Entries from a dataset of interfaces:
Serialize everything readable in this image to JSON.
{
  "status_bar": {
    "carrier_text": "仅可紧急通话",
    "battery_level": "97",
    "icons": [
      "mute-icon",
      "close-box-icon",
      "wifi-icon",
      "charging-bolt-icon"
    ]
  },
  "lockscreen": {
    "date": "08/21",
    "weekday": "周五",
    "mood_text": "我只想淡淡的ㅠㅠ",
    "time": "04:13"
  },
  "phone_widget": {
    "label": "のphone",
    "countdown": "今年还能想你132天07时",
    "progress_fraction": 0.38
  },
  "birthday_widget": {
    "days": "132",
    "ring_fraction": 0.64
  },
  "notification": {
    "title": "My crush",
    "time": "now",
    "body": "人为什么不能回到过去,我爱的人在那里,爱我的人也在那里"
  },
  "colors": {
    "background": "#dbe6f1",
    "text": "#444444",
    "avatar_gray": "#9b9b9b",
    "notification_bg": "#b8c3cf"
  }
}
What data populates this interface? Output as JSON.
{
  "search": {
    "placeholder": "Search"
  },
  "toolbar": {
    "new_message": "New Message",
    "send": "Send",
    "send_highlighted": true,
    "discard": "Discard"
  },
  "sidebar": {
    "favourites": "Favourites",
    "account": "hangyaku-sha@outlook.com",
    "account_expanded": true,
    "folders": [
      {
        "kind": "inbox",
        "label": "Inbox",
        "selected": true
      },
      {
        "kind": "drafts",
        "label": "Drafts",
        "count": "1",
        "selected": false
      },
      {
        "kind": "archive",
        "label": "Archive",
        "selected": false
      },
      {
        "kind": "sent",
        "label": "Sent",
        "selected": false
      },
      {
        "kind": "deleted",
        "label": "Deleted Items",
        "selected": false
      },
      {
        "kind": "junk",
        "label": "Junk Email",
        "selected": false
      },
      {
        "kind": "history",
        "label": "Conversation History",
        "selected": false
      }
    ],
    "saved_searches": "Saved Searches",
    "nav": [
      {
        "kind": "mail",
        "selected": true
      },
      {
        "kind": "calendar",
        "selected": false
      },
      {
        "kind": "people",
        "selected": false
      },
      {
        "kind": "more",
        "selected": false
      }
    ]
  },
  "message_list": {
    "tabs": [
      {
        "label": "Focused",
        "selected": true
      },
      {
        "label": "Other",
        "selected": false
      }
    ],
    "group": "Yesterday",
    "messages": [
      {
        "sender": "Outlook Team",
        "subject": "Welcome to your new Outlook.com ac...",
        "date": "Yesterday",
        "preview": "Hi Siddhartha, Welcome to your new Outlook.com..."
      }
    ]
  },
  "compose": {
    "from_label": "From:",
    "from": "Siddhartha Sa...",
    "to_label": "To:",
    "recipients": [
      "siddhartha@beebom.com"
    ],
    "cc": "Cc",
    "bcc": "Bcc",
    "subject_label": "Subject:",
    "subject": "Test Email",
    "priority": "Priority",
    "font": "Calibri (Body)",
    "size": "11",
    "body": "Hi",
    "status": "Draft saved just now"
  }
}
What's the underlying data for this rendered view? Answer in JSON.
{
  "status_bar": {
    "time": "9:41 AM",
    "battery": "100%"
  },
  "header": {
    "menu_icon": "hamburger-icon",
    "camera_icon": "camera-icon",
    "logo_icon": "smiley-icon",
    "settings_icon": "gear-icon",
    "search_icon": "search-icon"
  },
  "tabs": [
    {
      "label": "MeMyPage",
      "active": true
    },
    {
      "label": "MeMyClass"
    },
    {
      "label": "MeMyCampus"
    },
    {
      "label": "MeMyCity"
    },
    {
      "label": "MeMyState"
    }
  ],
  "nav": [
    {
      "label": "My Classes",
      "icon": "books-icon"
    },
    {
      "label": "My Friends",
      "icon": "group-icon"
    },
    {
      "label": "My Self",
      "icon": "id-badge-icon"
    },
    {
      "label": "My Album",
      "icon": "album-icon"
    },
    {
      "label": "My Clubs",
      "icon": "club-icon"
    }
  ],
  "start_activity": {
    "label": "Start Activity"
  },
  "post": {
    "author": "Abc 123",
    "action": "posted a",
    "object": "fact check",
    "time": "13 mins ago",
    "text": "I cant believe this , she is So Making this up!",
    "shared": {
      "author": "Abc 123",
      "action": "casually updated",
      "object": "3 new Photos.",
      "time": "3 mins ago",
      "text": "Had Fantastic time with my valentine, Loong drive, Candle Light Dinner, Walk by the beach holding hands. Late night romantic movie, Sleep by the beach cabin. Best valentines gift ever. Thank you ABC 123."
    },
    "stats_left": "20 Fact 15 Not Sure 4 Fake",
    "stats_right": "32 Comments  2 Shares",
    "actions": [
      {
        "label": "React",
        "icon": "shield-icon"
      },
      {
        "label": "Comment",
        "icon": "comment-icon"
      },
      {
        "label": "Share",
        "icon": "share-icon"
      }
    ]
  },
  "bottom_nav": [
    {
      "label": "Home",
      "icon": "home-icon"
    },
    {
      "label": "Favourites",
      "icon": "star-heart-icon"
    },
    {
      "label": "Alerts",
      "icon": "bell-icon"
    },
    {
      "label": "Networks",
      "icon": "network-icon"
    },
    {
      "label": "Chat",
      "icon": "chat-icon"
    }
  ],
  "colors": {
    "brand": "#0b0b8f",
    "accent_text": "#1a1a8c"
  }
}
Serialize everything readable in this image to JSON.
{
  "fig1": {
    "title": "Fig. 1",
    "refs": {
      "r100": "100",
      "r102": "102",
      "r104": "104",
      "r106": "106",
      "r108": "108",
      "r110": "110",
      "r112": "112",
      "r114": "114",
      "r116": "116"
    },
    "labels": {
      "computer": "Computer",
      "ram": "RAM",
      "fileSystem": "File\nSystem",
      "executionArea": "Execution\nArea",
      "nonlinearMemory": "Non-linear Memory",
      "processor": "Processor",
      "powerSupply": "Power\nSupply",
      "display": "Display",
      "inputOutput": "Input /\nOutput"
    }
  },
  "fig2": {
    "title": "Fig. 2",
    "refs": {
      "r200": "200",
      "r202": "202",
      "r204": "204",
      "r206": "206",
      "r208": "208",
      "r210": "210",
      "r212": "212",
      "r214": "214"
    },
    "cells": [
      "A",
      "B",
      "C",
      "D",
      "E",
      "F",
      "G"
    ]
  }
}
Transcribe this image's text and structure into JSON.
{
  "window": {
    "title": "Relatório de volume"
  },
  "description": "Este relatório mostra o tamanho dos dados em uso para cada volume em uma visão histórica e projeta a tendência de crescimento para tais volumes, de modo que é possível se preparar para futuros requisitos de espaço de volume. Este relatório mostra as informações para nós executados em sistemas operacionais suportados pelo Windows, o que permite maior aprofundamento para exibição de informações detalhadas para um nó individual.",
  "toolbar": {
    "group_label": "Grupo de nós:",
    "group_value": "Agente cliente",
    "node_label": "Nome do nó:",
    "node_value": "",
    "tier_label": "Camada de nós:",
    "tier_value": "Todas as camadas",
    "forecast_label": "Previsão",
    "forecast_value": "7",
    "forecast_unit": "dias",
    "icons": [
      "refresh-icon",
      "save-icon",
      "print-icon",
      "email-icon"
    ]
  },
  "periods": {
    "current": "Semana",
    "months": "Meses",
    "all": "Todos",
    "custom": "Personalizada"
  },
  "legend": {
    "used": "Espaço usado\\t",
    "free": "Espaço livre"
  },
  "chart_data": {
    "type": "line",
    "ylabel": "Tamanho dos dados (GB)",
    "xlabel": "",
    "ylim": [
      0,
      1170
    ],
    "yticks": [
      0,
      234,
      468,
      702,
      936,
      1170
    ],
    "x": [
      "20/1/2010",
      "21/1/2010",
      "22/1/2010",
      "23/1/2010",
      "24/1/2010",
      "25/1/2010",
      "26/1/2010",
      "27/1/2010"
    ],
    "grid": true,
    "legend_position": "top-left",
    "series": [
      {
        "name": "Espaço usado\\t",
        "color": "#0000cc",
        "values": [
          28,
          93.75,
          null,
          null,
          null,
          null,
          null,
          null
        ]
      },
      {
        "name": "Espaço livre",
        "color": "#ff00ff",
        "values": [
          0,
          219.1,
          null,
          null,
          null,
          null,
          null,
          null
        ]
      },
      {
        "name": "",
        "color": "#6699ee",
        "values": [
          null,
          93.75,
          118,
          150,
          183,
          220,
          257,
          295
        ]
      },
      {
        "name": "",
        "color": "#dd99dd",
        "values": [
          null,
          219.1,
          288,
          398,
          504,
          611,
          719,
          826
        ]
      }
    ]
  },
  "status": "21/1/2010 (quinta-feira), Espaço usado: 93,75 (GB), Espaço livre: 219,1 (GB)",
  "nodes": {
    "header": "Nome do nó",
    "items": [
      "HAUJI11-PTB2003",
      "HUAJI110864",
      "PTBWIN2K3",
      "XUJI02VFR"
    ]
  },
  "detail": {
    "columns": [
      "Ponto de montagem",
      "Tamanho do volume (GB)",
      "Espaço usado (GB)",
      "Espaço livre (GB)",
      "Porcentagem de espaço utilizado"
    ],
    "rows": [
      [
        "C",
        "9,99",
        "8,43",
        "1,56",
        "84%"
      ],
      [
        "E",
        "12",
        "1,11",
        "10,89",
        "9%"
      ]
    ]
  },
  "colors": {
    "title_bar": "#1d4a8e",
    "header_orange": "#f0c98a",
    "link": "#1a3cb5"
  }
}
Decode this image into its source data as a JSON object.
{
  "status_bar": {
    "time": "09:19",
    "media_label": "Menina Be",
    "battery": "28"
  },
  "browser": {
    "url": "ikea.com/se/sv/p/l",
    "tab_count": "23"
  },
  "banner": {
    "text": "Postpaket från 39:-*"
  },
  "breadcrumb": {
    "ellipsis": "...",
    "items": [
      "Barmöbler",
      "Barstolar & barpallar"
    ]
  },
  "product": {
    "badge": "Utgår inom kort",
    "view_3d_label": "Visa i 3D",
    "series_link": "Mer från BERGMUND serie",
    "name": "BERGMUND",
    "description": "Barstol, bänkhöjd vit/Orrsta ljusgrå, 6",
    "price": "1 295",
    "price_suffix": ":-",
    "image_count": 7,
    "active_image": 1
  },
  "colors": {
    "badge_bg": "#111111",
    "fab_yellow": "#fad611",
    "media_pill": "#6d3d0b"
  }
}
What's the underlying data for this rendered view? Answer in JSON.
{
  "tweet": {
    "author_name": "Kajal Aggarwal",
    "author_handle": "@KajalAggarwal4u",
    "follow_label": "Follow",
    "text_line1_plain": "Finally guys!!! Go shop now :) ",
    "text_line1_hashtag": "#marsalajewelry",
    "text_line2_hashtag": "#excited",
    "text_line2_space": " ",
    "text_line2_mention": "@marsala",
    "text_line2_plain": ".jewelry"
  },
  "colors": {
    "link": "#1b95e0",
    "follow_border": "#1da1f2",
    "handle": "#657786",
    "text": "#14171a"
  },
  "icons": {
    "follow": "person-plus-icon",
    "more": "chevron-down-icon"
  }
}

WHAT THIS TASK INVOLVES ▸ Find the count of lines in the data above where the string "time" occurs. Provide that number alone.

SOLVED PROBLEM ▸ 7